In addition, under Section 1032, no gain or loss is recognized when a corporation receives money or property in exchange for its own stock. Thus, a corporation that acquires stock or assets in a tax-free reorganization generally will not recognize gain or loss.
We have substantial experience advising clients ranging from small entrepreneurs to major multinational corporations in cross-border tax planning and compliance. We have also provided assistance to many accounting and law firms (both large and small) in all areas of international taxation.

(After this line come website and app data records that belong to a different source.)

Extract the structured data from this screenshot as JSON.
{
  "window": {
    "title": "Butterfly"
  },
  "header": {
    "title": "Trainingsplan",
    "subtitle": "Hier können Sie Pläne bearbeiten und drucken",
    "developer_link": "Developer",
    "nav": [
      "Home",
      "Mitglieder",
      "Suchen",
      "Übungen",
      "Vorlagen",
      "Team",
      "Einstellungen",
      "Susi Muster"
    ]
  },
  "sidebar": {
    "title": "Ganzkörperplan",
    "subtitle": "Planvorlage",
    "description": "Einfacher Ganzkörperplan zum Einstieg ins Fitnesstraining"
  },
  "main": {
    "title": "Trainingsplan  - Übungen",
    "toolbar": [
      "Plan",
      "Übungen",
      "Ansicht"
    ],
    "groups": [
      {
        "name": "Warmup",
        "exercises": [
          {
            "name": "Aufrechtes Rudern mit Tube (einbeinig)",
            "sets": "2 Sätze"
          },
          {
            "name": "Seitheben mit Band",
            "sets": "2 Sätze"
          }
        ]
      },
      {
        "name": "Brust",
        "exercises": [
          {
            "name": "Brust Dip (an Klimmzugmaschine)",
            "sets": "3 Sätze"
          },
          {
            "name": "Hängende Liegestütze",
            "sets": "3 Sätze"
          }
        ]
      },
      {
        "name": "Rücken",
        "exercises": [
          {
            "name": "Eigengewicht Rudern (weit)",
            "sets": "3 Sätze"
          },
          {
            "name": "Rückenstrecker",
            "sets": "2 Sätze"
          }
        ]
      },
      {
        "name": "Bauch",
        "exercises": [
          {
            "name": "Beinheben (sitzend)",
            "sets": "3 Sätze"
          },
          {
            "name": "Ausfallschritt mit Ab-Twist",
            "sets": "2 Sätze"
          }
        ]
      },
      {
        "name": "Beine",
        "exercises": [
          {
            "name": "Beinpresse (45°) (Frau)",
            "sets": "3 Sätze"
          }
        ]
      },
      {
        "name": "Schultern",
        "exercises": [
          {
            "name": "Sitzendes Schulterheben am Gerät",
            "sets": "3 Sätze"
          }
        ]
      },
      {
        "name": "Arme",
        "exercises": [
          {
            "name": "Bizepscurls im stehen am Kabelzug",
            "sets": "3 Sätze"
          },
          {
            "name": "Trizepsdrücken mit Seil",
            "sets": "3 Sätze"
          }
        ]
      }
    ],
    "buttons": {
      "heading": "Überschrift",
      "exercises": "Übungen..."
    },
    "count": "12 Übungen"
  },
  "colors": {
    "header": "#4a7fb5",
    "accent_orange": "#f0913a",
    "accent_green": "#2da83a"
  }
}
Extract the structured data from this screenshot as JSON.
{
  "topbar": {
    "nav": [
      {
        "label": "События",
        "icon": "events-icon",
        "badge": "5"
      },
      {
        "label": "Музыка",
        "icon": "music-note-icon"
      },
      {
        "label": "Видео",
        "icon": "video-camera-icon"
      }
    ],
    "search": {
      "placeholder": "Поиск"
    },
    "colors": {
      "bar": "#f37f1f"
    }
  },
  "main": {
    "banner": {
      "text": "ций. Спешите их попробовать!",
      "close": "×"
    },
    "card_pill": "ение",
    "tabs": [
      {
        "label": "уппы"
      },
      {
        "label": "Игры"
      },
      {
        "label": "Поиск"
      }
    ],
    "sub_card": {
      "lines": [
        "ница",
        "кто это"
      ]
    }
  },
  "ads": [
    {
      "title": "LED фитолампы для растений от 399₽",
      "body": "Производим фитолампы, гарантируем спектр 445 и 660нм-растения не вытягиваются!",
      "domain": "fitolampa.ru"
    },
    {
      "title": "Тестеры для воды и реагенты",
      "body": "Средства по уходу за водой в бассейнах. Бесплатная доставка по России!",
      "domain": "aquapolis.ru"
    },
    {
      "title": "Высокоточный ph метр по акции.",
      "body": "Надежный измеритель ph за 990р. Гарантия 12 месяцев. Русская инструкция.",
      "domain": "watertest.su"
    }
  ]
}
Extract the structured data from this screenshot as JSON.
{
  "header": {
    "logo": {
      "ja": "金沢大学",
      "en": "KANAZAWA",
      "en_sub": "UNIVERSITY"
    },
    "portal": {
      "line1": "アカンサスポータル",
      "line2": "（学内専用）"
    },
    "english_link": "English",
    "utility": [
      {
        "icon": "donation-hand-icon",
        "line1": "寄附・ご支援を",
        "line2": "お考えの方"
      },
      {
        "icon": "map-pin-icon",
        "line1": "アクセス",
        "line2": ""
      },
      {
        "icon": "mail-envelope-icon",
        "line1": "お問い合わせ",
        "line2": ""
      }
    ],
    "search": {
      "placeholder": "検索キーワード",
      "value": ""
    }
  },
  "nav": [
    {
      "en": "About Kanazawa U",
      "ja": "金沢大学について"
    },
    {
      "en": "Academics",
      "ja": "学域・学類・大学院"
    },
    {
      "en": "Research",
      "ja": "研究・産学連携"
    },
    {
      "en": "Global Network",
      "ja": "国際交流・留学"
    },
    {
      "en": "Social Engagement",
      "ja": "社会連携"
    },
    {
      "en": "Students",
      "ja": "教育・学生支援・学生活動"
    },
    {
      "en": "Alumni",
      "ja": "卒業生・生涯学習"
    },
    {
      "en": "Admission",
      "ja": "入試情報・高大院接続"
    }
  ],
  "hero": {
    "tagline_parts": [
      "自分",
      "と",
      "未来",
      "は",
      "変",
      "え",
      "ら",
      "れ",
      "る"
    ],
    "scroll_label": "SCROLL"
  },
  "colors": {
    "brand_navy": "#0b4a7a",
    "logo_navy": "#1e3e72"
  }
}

Anthony Diosdi is one of several tax attorneys and international tax attorneys at Diosdi Ching & Liu, LLP. Anthony focuses his practice on domestic and international tax planning for multinational companies, closely held businesses, and individuals. Anthony has written numerous articles on international tax planning and frequently provides continuing educational programs to other tax professionals.
He has assisted companies with a number of international tax issues, including Subpart F, GILTI, and FDII planning, foreign tax credit planning, and tax-efficient cash repatriation strategies. Anthony also regularly advises foreign individuals on tax efficient mechanisms for doing business in the United States, investing in U.S. real estate, and pre-immigration planning. Anthony is a member of the California and Florida bars. He can be reached at 415-318-3990 or email@example.com.
This article is not legal or tax advice. If you are in need of legal or tax advice, you should immediately consult a licensed attorney.